__WHAT THE TASK ASKS__. Every line with the string "true" in it belongs in your answer, so copy them all from the data.

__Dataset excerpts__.
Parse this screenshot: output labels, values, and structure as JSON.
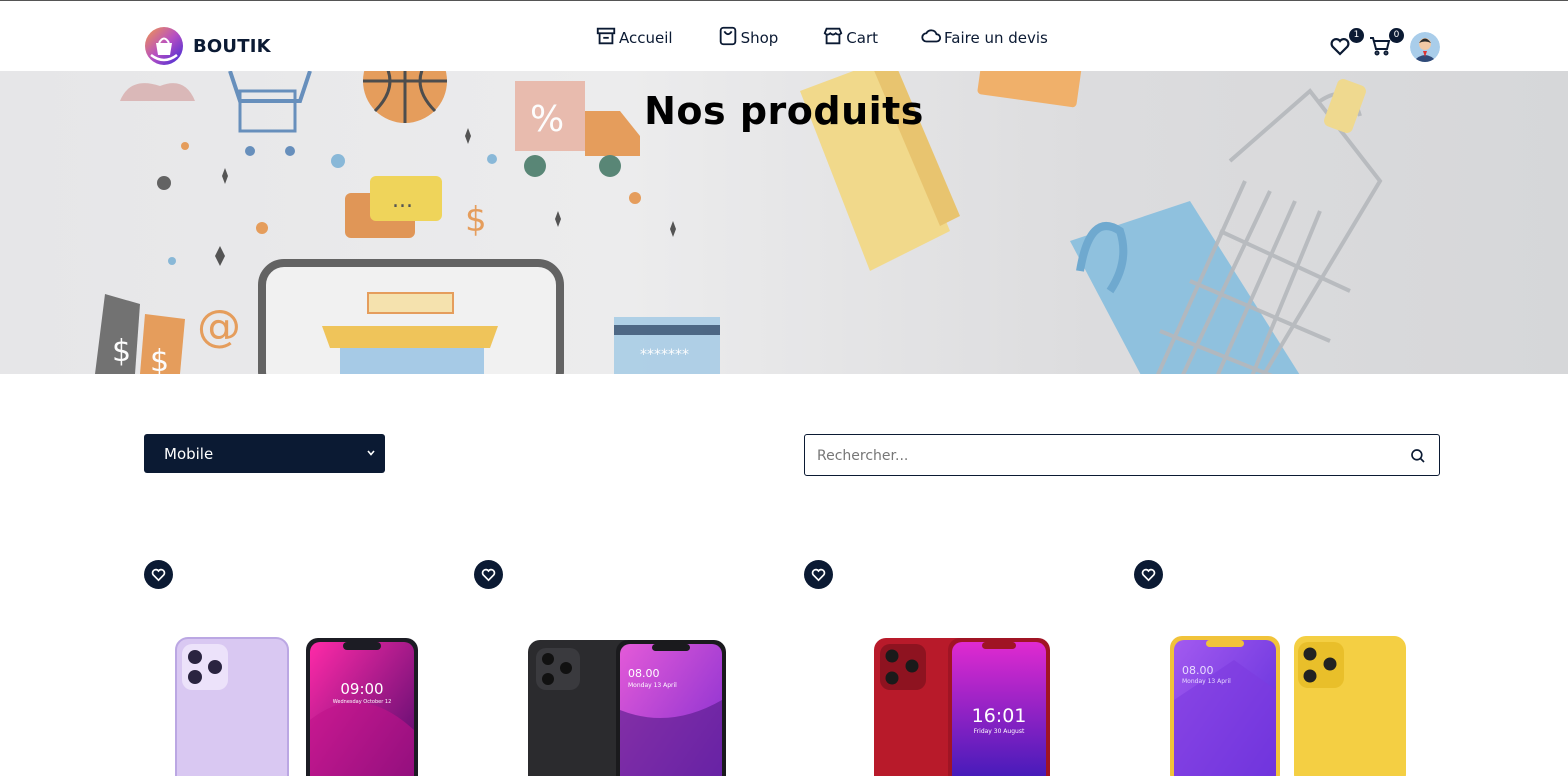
{
  "brand": {
    "name": "BOUTIK",
    "logo_icon": "shopping-bag-logo"
  },
  "nav": {
    "items": [
      {
        "label": "Accueil",
        "icon": "store-icon"
      },
      {
        "label": "Shop",
        "icon": "bag-icon"
      },
      {
        "label": "Cart",
        "icon": "shop-front-icon"
      },
      {
        "label": "Faire un devis",
        "icon": "cloud-icon"
      }
    ]
  },
  "header_icons": {
    "wishlist_count": "1",
    "cart_count": "0"
  },
  "hero": {
    "title": "Nos produits"
  },
  "filters": {
    "category_selected": "Mobile",
    "search_placeholder": "Rechercher..."
  },
  "products": [
    {
      "image": "purple-pink-phone",
      "screen_time": "09:00",
      "screen_date": "Wednesday October 12"
    },
    {
      "image": "black-magenta-phone",
      "screen_time": "08.00",
      "screen_date": "Monday 13 April"
    },
    {
      "image": "red-phone",
      "screen_time": "16:01",
      "screen_date": "Friday 30 August"
    },
    {
      "image": "yellow-phone",
      "screen_time": "08.00",
      "screen_date": "Monday 13 April"
    }
  ],
  "colors": {
    "primary": "#0b1a33",
    "background": "#ffffff"
  }
}
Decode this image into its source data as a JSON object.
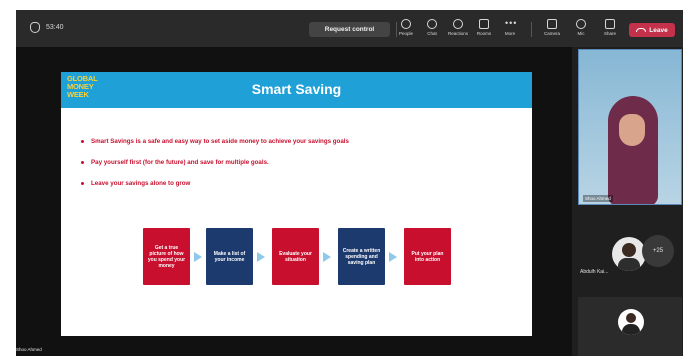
{
  "app": {
    "timer": "53:40",
    "request_control_label": "Request control",
    "toolbar": [
      {
        "label": "People",
        "icon": "people-icon"
      },
      {
        "label": "Chat",
        "icon": "chat-icon"
      },
      {
        "label": "Reactions",
        "icon": "reactions-icon"
      },
      {
        "label": "Rooms",
        "icon": "rooms-icon"
      },
      {
        "label": "More",
        "icon": "more-icon"
      },
      {
        "label": "Camera",
        "icon": "camera-icon"
      },
      {
        "label": "Mic",
        "icon": "mic-icon"
      },
      {
        "label": "Share",
        "icon": "share-icon"
      }
    ],
    "leave_label": "Leave",
    "colors": {
      "leave": "#c4314b",
      "slide_header": "#1fa0d6",
      "step_red": "#c8102e",
      "step_navy": "#1d3a6e"
    }
  },
  "slide": {
    "logo_lines": [
      "GLOBAL",
      "MONEY",
      "WEEK"
    ],
    "title": "Smart Saving",
    "bullets": [
      "Smart Savings is a safe and easy way to set aside money to achieve your savings goals",
      "Pay yourself first (for the future) and save for multiple goals.",
      "Leave your savings alone to grow"
    ],
    "steps": [
      {
        "text": "Get a true picture of how you spend your money",
        "color": "red"
      },
      {
        "text": "Make a list of your income",
        "color": "navy"
      },
      {
        "text": "Evaluate your situation",
        "color": "red"
      },
      {
        "text": "Create a written spending and saving plan",
        "color": "navy"
      },
      {
        "text": "Put your plan into action",
        "color": "red"
      }
    ]
  },
  "presenter_label": "Shoo Ahmed",
  "participants": {
    "main_name": "Shoo Ahmed",
    "second_name": "Abdulh Kai...",
    "overflow_count": "+25"
  }
}
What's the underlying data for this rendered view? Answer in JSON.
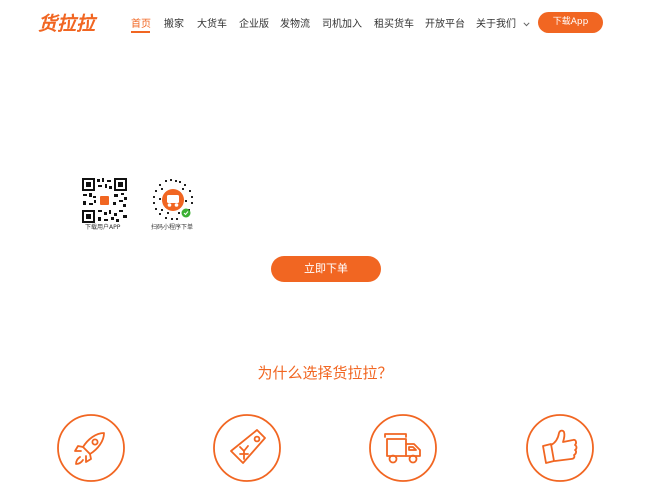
{
  "header": {
    "logo_text": "货拉拉",
    "nav": [
      {
        "label": "首页",
        "active": true
      },
      {
        "label": "搬家"
      },
      {
        "label": "大货车"
      },
      {
        "label": "企业版"
      },
      {
        "label": "发物流"
      },
      {
        "label": "司机加入"
      },
      {
        "label": "租买货车"
      },
      {
        "label": "开放平台"
      },
      {
        "label": "关于我们",
        "has_dropdown": true
      }
    ],
    "download_label": "下载App"
  },
  "qr_codes": [
    {
      "label": "下载用户APP"
    },
    {
      "label": "扫码小程序下单"
    }
  ],
  "cta_label": "立即下单",
  "why_section": {
    "title": "为什么选择货拉拉？",
    "features": [
      {
        "icon": "rocket-icon"
      },
      {
        "icon": "price-tag-icon"
      },
      {
        "icon": "truck-icon"
      },
      {
        "icon": "thumbs-up-icon"
      }
    ]
  },
  "colors": {
    "accent": "#f16622",
    "text": "#333333"
  }
}
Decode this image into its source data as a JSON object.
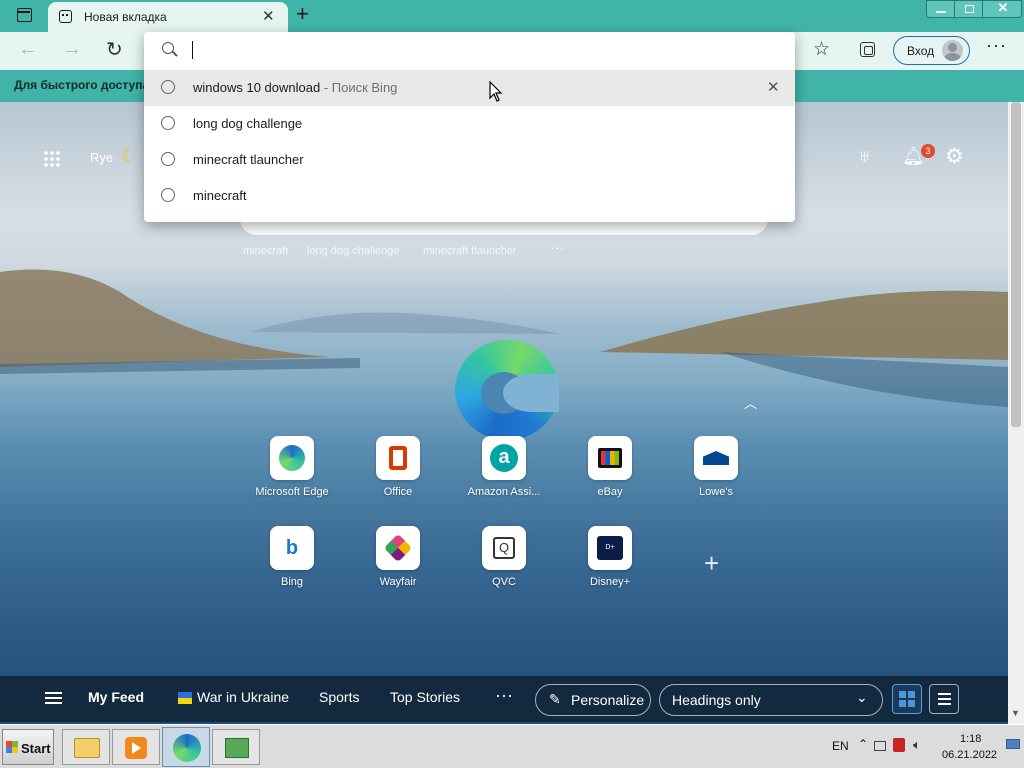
{
  "browser": {
    "tab_title": "Новая вкладка",
    "favorites_bar_text": "Для быстрого доступа",
    "sign_in_label": "Вход",
    "address_value": ""
  },
  "suggestions": [
    {
      "text": "windows 10 download",
      "suffix": " - Поиск Bing",
      "highlighted": true
    },
    {
      "text": "long dog challenge",
      "suffix": ""
    },
    {
      "text": "minecraft tlauncher",
      "suffix": ""
    },
    {
      "text": "minecraft",
      "suffix": ""
    }
  ],
  "newtab": {
    "weather_location": "Rye",
    "notification_count": "3",
    "recent_searches": [
      "minecraft",
      "long dog challenge",
      "minecraft tlauncher"
    ],
    "quicklinks": [
      {
        "label": "Microsoft Edge",
        "icon": "edge-icon"
      },
      {
        "label": "Office",
        "icon": "office-icon"
      },
      {
        "label": "Amazon Assi...",
        "icon": "amazon-icon"
      },
      {
        "label": "eBay",
        "icon": "ebay-icon"
      },
      {
        "label": "Lowe's",
        "icon": "lowes-icon"
      },
      {
        "label": "Bing",
        "icon": "bing-icon"
      },
      {
        "label": "Wayfair",
        "icon": "wayfair-icon"
      },
      {
        "label": "QVC",
        "icon": "qvc-icon"
      },
      {
        "label": "Disney+",
        "icon": "disney-icon"
      }
    ]
  },
  "feed": {
    "my_feed": "My Feed",
    "items": [
      "War in Ukraine",
      "Sports",
      "Top Stories"
    ],
    "personalize": "Personalize",
    "layout_select": "Headings only"
  },
  "taskbar": {
    "start_label": "Start",
    "language": "EN",
    "time": "1:18",
    "date": "06.21.2022"
  },
  "colors": {
    "accent": "#40b4a8",
    "toolbar": "#e6f5f2",
    "notification_badge": "#e04a2f"
  }
}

__OUTPUT FOR THIS TASK__.
        "text": "Get a true picture of how you spend your money",
        "active": true
        "has_dropdown": true
      "highlighted": true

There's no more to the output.